I'm glad to see that the port there will be used for something now that the mine is gone. Construction is due to start in 2010 and finish in 2015. Of course, this is government we're talking about here but at this announcement is at least a step in the right direction. It's high time Ottawa starting doing more to promote its northern presence. I recall seeing poll after poll growing up which asked Canadians what cuts should be made in order to pay for all the other government largess. Time and again, cutting military spending came up. I guess now we bear the fruit of enlightened Liberal Party "intelligence". Canada is so far behind nations like Russia, the U.S. and Sweden when it comes to being able to operate in arctic climes. Finally, Ottawa, and much of Canada, has woken up.

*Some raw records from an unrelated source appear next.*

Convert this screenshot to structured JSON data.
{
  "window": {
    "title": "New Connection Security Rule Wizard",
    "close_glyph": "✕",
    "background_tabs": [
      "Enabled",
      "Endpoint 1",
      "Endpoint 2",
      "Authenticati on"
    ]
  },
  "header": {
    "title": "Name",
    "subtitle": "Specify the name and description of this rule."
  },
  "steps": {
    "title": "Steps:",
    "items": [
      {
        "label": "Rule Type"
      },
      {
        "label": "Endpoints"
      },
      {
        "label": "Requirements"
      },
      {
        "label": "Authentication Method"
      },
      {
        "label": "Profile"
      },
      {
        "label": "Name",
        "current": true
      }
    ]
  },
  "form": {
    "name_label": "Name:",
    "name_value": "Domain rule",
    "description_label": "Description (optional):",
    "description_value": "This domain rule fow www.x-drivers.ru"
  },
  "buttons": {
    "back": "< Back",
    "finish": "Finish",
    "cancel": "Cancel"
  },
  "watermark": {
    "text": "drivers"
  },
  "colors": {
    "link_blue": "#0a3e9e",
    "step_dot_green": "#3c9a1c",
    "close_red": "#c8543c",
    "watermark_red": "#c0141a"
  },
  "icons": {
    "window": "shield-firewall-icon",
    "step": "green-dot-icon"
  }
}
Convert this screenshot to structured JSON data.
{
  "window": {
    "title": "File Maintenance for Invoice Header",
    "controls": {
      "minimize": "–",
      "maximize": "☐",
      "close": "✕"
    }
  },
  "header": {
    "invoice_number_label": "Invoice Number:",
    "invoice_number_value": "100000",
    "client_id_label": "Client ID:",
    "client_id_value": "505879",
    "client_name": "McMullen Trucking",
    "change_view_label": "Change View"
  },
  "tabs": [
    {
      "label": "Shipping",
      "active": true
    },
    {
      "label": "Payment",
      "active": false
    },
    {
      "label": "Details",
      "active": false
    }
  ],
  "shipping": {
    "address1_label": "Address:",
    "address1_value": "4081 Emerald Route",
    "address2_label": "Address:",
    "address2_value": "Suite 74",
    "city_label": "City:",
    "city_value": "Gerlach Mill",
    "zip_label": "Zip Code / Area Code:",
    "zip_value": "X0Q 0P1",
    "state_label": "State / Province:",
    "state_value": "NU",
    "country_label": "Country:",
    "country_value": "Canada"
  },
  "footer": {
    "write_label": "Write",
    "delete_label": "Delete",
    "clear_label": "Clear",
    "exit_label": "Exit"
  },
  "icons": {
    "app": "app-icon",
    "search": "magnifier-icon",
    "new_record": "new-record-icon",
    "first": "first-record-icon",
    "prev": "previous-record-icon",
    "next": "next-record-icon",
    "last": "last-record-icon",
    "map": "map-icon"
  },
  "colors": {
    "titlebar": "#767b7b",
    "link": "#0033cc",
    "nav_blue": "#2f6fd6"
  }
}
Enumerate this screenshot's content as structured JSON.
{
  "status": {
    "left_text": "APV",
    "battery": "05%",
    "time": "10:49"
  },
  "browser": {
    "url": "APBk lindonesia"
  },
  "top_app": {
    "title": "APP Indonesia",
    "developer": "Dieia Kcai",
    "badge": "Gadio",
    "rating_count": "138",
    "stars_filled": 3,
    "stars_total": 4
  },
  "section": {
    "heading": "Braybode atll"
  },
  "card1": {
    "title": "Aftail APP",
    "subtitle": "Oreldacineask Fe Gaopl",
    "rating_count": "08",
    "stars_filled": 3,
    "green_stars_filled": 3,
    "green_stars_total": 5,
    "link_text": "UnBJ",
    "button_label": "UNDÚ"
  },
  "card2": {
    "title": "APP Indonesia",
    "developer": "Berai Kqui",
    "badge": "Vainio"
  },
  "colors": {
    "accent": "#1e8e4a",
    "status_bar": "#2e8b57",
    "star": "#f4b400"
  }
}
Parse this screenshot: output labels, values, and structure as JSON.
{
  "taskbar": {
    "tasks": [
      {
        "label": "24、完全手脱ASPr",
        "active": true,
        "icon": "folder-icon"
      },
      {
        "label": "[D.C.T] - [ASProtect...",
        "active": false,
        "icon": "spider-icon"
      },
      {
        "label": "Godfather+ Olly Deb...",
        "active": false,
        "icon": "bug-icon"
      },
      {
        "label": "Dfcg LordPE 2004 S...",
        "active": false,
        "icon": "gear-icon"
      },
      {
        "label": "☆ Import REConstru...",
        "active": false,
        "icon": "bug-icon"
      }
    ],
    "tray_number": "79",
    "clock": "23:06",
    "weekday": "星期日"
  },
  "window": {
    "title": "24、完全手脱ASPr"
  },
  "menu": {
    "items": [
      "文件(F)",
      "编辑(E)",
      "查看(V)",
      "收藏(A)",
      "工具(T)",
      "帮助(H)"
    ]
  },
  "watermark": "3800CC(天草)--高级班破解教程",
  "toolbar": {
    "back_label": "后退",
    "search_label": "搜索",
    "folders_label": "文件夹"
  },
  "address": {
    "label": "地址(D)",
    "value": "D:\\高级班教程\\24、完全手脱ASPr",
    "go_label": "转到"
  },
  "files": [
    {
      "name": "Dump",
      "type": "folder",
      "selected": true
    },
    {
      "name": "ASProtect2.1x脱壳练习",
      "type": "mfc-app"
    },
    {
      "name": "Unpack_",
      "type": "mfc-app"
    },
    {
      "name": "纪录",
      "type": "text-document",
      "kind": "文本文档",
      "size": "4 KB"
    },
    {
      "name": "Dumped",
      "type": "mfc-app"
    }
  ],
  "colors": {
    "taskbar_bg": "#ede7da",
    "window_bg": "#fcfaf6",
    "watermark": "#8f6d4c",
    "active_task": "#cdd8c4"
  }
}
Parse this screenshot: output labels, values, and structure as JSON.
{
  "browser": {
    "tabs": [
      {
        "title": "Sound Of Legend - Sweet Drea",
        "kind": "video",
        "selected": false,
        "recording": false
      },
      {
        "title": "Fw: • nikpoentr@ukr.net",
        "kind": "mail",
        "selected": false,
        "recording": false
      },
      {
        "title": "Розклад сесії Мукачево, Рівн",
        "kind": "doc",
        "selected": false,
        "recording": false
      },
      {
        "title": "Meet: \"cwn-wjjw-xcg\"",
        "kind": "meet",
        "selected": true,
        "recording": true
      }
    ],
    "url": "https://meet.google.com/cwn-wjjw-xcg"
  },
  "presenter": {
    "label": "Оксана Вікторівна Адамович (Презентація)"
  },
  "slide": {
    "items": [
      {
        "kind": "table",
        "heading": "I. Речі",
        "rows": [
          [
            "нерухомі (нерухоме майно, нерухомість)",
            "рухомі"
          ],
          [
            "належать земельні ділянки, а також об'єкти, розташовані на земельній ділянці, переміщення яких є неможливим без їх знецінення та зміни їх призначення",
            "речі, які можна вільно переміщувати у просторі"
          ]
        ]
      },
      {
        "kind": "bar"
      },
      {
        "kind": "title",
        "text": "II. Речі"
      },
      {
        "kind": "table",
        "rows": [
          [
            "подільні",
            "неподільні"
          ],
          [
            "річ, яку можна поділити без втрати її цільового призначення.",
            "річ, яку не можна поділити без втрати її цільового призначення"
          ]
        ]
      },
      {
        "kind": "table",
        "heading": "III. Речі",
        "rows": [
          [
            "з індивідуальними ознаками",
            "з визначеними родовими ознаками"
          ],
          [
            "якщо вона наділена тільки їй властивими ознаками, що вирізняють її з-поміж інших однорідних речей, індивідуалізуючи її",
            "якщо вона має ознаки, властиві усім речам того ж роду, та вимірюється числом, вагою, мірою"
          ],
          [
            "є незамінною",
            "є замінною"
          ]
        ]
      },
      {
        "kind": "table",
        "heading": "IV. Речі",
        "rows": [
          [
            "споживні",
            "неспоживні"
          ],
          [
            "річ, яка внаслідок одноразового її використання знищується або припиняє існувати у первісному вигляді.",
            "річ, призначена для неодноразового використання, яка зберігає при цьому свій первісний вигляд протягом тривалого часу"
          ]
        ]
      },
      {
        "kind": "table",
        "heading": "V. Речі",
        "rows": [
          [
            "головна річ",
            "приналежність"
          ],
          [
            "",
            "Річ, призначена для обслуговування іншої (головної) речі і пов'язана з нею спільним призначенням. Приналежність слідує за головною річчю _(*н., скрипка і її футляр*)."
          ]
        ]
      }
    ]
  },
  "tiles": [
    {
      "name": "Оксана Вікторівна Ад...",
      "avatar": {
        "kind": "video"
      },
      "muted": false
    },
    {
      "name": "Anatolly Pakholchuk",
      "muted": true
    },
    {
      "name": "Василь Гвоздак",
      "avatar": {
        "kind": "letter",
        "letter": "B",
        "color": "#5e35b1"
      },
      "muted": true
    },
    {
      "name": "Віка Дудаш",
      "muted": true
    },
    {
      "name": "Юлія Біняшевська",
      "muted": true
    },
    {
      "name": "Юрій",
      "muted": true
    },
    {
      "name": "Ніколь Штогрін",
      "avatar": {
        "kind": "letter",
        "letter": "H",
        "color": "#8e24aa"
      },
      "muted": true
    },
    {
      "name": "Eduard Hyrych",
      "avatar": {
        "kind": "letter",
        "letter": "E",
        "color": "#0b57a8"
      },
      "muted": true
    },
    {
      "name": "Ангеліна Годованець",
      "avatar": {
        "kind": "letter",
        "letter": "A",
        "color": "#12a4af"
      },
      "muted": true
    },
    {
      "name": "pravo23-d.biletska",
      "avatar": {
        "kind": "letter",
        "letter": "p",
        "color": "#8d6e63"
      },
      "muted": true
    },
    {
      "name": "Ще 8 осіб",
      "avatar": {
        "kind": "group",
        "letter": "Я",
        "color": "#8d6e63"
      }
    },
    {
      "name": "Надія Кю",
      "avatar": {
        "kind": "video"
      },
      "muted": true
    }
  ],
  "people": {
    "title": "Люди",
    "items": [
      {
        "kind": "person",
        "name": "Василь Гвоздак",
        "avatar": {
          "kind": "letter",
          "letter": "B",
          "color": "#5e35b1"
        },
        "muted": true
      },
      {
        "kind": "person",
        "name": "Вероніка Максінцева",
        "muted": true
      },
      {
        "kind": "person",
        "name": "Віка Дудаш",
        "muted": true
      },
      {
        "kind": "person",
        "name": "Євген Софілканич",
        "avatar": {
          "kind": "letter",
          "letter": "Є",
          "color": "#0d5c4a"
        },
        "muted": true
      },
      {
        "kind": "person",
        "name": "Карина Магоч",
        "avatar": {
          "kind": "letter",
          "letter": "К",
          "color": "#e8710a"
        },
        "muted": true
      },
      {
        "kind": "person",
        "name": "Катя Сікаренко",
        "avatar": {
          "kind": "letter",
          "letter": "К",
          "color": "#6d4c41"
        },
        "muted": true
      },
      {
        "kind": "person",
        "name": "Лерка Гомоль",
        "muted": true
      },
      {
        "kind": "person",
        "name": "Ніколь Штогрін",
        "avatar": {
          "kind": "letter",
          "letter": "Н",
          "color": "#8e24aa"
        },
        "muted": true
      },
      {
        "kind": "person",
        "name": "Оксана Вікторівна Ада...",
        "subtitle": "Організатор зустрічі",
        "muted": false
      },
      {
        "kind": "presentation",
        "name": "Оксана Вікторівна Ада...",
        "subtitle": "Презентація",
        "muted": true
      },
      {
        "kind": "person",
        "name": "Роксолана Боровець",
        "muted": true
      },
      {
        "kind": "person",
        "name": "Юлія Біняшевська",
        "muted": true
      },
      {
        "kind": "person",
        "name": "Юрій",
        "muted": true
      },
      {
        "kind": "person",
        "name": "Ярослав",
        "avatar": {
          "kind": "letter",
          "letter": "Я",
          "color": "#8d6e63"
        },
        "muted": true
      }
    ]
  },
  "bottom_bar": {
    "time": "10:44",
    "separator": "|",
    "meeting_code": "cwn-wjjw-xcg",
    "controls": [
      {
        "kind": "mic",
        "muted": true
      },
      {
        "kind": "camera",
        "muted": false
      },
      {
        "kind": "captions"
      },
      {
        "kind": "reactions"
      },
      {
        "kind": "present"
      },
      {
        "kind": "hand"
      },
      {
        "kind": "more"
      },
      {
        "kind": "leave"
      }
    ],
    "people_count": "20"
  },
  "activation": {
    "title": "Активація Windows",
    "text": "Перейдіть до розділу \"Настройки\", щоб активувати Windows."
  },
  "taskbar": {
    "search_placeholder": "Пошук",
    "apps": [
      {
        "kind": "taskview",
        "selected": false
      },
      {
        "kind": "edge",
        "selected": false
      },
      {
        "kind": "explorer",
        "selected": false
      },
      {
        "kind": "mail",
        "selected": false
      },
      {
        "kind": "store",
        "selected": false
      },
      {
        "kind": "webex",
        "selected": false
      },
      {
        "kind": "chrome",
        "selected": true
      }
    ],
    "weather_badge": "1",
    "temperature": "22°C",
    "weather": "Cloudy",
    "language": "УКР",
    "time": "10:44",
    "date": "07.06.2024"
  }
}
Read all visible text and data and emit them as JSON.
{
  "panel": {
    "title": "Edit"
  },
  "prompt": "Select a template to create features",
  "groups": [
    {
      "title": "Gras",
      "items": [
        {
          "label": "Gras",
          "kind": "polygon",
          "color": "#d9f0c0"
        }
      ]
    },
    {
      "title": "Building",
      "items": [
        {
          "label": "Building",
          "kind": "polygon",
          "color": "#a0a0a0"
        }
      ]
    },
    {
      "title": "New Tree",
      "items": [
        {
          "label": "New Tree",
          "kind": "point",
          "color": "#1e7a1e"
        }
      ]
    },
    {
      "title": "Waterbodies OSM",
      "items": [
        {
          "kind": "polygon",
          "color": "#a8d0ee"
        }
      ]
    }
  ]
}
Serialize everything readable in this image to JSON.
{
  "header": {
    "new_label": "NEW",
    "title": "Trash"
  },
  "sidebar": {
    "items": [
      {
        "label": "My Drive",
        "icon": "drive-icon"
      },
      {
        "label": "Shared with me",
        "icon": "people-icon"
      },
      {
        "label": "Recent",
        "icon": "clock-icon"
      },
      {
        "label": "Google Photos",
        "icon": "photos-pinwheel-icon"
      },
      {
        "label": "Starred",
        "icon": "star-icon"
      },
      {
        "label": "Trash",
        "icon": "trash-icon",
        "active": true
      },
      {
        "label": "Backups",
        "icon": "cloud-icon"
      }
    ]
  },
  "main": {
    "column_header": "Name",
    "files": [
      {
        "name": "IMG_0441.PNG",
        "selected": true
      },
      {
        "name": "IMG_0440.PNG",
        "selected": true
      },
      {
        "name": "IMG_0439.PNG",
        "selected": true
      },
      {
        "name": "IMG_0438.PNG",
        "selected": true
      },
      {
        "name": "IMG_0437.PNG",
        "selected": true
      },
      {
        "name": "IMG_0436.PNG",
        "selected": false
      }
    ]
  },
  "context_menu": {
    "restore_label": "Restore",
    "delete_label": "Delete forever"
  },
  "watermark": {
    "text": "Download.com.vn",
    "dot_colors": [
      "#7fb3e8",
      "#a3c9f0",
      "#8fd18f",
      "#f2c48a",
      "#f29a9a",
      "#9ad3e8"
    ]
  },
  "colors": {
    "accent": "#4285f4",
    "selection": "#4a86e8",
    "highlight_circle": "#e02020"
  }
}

Construction Boom

A short spurt of construction has been underway with the short arctic summer season. Building supplies arrived on last year's barge for some badly-needed new units.

Here are the piles (stilts) on which a new housing unit will sit. The piles help support the weight of the structure in this land of permafrost. If memory serves me, the units that will go here won't be built until next summer.

A new 6-plex taking shape on the road behind my unit. I'm not sure why its red. It sure does stand out against all the surrounding blue houses.

One step forward, one step back. This duplex burnt down shortly before I returned. It's down at the end of my street. Seeing it reminded of when the house next door to where I grew up in Campbellford burned to the ground. Fortunately, in this situation, no one was hurt.

Thursday, August 09, 2007

Back Home......eventually

After a small delay with my flight, I arrived back in Arctic Bay last night. I landed in Iqaluit Monday but was delayed a couple days due to back weather at Nanisivik. Yesterday was a loooooong day at the airport. A 2:30pm flight was continually pushed back throughout the course of the day because of "mechanical problems". Eventually after close to 9 hours of waiting in the terminal, the flight took off just before 8pm which meant I got in the door here just after 1am. I found myself thankful for the near 24-hour daylight and the bit of jet lag I still had from my Europe trip which nicely tricked my inner clock into believing it was early morning. A quick nap early this morning and I was peachy fine.

Next week is the first day back for staff so we expect many new faces. I decided to get back a few days early to beat the rush of new teachers and get myself organized for what will be a busy year I'm sure.

On another note, I managed to get all my Europe photos safely onto the old laptop without frying or melting it. If all goes according to plan (and if my flight back is any indication, who knows) I hope to get some pictures of my trip to the Czech Republic up and linked to my blog starting this weekend.

In the meantime, I can say it was a great adventure. Highlights included being able to see the 3 largest castles in the country, nabbing a pretty nice hotel for just over $26CDN for not one but two nights during my stay in one small Bohemian town and attending a performance of Mozart's opera Don Giovanni in the very theatre that saw its 1787 premiere. Oh yes......the food was pretty amazing too.

No matter how much apple strudel I ate (and it was quite a bit) I don't think I gained a single ounce during the entire trip.

Yeah, I know....taking pictures of food......but it's all part of my master plan to inveigle my parents into a trip to this fantastic little country.